by Lisa Sisley on January 18, 2017
Just the other day, one of our current clients hired us for a new, long-term marketing project. I was incredibly excited—this is a cool client, doing really important work—and I started to write a “Way to go!” email to the people who’ve worked directly with the client already, since this is their win.
However, I kept adding names…and adding names…finally, I just sent the message to our entire staff, because it would have been ridiculous to send to everybody but one or two people.
Then I realized how apropos this little story was to this post! Because that’s the New Boston way: All for one, and one for all.
The New Boston Way
Some marketing agencies use the account rep model—in its simplest form, you communicate primarily (or only) with your rep, who then relays your concerns, complaints, praise, changes, or whatever to the people who are actually doing the work. These would be the marketing strategists, content creators, web designers and developers, graphic designers, video specialists, digital strategists and others. Often in the account rep world, those folks are freelancers or third-party vendors who don’t know all the players.

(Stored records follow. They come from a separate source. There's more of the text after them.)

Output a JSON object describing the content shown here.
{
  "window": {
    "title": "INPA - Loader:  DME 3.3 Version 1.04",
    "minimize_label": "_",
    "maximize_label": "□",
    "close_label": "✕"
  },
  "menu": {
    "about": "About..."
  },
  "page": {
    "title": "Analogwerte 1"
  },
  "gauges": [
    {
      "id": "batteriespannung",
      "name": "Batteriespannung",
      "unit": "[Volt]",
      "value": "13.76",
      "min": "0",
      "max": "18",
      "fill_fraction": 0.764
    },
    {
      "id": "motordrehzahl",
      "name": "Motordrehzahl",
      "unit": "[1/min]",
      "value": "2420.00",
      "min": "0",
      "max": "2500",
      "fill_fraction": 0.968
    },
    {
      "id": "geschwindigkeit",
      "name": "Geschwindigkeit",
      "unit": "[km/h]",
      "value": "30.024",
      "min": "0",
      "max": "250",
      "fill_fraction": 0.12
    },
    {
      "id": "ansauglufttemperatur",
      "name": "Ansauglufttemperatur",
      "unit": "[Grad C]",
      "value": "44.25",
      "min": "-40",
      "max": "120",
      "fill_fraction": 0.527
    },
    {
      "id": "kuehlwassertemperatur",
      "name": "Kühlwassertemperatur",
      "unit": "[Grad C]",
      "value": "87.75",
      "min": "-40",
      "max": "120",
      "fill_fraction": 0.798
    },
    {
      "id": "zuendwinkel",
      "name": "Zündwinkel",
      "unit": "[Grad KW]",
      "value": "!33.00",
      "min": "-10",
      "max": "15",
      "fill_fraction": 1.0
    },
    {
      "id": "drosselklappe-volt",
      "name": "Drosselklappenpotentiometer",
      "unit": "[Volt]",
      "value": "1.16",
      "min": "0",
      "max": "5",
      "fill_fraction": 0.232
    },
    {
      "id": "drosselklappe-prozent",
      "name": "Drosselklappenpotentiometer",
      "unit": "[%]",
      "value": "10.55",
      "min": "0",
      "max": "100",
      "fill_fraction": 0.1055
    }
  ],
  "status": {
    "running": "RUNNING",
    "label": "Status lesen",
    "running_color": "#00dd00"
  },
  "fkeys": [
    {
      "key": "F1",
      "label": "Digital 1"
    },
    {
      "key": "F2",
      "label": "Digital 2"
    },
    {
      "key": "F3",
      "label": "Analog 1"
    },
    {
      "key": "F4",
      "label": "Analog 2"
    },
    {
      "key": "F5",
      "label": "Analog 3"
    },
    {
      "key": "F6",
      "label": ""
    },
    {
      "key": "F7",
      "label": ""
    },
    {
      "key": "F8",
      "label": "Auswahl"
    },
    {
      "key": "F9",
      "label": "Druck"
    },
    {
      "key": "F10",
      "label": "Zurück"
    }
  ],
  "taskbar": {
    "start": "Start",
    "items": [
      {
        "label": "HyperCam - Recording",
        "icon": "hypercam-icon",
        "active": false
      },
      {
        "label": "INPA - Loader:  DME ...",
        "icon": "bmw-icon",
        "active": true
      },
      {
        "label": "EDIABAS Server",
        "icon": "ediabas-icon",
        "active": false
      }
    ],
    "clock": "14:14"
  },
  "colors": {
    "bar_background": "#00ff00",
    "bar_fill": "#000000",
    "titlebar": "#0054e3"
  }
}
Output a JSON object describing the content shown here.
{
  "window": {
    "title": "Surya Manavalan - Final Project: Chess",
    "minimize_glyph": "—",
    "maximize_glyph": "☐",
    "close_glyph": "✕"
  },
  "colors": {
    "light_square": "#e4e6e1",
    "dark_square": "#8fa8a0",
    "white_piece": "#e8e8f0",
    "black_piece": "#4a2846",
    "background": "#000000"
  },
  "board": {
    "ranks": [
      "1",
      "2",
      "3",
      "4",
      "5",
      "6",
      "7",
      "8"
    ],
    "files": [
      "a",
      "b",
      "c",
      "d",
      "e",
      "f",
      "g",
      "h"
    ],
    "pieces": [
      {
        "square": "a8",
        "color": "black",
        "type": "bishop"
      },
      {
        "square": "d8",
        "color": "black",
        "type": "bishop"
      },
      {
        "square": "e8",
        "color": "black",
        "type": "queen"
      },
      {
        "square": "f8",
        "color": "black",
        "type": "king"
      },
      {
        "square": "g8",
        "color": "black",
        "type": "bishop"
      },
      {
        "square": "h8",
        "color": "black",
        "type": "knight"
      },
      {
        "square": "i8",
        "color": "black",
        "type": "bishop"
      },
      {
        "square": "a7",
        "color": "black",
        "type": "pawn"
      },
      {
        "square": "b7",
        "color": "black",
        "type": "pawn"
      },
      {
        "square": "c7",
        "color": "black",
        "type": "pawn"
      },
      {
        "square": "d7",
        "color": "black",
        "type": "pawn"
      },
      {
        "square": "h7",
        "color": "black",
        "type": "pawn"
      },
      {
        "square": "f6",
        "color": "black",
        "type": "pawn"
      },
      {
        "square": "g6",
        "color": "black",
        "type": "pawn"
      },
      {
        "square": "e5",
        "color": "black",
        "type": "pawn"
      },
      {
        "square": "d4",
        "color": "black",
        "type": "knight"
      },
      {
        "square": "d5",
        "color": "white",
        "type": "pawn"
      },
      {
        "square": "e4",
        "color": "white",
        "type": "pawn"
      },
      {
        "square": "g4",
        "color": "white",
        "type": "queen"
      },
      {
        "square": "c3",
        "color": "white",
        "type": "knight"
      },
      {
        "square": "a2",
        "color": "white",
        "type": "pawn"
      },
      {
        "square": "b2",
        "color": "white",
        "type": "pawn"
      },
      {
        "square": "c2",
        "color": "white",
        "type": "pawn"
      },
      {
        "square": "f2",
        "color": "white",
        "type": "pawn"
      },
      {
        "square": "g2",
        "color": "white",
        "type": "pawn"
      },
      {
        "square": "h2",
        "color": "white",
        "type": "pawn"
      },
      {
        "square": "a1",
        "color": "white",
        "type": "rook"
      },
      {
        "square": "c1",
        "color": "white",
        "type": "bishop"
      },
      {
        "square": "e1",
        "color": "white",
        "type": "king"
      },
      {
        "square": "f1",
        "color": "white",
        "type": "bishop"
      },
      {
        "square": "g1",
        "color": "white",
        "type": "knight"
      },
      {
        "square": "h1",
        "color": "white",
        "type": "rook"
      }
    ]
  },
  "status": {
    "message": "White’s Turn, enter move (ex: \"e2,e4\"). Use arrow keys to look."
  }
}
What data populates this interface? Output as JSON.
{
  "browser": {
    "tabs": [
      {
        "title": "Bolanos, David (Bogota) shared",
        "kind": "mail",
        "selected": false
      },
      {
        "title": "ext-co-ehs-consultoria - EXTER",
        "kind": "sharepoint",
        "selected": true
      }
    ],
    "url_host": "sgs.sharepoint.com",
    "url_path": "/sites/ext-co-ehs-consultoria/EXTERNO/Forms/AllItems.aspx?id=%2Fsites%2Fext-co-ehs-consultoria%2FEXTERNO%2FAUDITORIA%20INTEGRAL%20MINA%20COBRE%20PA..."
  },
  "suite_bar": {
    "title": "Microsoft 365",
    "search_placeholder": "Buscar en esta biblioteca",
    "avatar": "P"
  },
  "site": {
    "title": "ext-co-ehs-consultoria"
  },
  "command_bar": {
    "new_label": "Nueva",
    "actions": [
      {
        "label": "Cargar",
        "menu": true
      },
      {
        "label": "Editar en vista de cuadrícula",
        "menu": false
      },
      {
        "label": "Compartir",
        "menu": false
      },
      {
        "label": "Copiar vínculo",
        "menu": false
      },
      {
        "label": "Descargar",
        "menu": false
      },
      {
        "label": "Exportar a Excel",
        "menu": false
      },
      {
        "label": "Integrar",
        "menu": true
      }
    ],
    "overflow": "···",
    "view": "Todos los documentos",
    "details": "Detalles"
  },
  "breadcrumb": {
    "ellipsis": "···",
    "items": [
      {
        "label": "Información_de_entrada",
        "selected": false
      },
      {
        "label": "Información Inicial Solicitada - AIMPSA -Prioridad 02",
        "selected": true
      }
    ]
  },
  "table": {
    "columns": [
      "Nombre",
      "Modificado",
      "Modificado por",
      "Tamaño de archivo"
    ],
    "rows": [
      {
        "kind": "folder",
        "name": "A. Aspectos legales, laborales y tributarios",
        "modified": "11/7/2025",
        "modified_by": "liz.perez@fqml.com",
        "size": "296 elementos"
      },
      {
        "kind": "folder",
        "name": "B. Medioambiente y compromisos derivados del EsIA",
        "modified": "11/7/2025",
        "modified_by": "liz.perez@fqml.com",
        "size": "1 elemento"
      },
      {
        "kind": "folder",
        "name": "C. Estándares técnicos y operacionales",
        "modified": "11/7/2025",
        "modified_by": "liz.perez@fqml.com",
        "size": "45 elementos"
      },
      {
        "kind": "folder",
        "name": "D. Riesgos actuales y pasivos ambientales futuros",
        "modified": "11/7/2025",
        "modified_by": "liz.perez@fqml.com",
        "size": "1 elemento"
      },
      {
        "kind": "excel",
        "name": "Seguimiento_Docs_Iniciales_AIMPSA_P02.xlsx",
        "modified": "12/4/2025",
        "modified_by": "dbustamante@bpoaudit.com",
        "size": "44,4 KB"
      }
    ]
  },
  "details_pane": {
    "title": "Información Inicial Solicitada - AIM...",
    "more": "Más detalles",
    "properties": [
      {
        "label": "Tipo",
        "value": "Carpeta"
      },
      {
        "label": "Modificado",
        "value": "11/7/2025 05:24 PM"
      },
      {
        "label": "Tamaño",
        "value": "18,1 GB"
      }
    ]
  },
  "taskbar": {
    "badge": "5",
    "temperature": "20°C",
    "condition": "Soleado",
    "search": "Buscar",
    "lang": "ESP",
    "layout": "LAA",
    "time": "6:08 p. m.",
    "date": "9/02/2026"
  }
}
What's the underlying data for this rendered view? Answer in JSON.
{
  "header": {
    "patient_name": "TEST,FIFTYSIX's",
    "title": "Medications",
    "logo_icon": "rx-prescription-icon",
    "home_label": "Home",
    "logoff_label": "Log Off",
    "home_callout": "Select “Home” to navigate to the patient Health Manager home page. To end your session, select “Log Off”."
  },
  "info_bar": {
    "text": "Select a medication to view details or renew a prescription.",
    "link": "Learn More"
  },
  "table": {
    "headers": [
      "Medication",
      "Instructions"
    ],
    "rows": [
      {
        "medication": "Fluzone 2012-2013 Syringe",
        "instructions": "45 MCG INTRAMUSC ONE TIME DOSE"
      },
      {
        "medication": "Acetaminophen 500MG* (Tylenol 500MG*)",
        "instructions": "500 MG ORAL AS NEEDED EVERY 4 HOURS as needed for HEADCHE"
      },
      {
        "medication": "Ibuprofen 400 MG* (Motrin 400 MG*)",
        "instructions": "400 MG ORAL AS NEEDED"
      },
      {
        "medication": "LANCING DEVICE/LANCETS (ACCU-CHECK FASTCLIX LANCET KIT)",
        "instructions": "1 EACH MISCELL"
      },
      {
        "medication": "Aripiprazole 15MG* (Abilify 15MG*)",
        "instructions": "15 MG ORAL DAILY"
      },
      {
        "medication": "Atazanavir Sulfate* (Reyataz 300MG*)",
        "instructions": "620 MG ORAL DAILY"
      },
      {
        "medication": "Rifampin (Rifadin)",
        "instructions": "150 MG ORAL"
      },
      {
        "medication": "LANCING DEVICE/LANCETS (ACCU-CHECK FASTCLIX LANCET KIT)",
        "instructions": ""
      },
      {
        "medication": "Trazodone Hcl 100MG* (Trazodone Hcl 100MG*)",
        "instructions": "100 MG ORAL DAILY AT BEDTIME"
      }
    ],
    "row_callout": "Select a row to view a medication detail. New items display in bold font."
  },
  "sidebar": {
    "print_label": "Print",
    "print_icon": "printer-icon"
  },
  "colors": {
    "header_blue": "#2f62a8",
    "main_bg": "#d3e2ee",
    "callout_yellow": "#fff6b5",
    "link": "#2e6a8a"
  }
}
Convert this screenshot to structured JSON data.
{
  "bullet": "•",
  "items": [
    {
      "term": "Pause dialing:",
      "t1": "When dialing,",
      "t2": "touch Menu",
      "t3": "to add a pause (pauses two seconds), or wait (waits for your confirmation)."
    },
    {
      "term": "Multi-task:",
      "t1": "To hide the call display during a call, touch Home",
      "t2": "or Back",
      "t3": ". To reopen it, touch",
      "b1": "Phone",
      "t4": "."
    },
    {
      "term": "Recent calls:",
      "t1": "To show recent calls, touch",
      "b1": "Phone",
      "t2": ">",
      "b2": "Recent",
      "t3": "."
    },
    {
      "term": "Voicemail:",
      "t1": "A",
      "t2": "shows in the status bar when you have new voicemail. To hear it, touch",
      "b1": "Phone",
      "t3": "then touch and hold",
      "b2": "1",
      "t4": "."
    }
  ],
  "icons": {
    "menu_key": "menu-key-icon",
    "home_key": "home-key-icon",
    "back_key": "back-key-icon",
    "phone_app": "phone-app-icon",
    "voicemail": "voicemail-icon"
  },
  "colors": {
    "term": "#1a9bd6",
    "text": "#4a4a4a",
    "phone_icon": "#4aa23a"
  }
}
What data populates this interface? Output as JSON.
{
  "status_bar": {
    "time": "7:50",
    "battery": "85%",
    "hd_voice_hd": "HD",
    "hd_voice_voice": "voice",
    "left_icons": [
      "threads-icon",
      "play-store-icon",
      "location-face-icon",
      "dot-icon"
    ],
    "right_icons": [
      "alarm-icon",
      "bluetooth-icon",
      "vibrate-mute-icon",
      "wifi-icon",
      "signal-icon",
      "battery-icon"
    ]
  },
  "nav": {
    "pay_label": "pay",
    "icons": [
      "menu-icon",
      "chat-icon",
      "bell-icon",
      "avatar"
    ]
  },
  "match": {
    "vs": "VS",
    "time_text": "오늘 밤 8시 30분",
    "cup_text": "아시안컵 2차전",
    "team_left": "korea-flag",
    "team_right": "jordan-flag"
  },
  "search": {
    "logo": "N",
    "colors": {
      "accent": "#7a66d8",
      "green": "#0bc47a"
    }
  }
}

We don’t follow that model here. We’re all New Bostonians, period. And we want you to be able to talk to anybody, just about anytime. (Well, I go to sleep early, but I get up super early, so you can email me at 4 a.m. and I’ll read it at 4:30. For real.)
We have a team for a reason: Everyone has an area of expertise. And almost every client needs more than one professional to carry out a truly great project, no matter how big or small. Collaboration among those professionals is absolutely crucial to get powerful results. And those folks need close, strong, working relationships. Otherwise, you get disjointed, inconsistent deliverables.
And by that same logic, we believe in making communication with the client as easy and seamless as possible. We don’t have any gatekeepers, which account reps can sometimes be. (You can’t count Brigitte as a gatekeeper. Hers is the lovely voice you hear when you call, and she doesn’t want to bar your access. To the contrary, she wants to connect you with somebody who can help you. She doesn’t even like gates.)
Why We Do It Like This
We always assign a project lead who’s ultimately responsible for the outcome of your project—the buck stops here—but we do everything we can to make sure clients can talk directly with anybody and everybody on their team they want to. Here’s why:
It’s your direct line to the experts.Let’s face it, we aren’t all experts in everything. When an experienced graphic designer like Tammy hears a client say something like, “Can you make my logo bigger?”, she knows that the client is really asking, “Can you make my brand identity more prominent so I’ll make a ton of money and crush my competition?” And Tammy knows there may be better ways of doing that than simply making the logo bigger. This kind of professional wisdom can’t be filtered through a rep, who may not even understand the nuance or what your real concern is.
It’s efficient.You know that game kids play, Telephone? Where one person whispers something to a second person, and so on around the circle, and then everybody laughs and laughs at the ridiculous end result? It’s not efficient to filter information through a third person. And it’s not funny at all when it’s your money and your project.
It’s considerate of your budget.Two indisputable facts of marketing: 1) Every client has a budget (whether they want to admit it or not!), and 2) Nobody likes surprises (unless it’s their birthday). We never want to surprise a client (unless it’s their birthday), so one excellent way to save time and money, and stay on budget, is to eliminate steps in getting the job done. When you call Julie directly to talk about your content, instead of talking to a rep first, that helps ensure your budget is actually going toward executing the project rather than that game of telephone.
It’s about respect.We’ve got a culture where we think highly of each other’s talents and expertise. And we’re better together. We’re a veritable cauldron of creativity, critiques, praise, excitement, deadline pressure and excellence, all fueled by collaboration and respect—and resulting in the best possible work for you. If Shawn is talking to a web client about keyword research for SEO, he’ll loop Andi into the conversation because that’s her thing. He doesn’t need to check with a rep to do that. He does what’s in the client’s best interests.
It builds strong networks.Good communication makes for good relationships. And our model of communication drives and is driven by good relationships. We have lovely clients whom we generally find, or who find us, through the normal channels of word-of-mouth, Googling, or by meeting one of us while we’re out and about in the world. We love when they refer us to their contacts, and we facilitate connections as well whenever possible. The more we communicate with our clients, the stronger all of our networks become.
So ask yourself if the New Boston way sounds like the way for you. (In fact, ask yourself a lot of things when looking for marketing help!) And rest easy that when you start working with us, you’re going to get the whole team.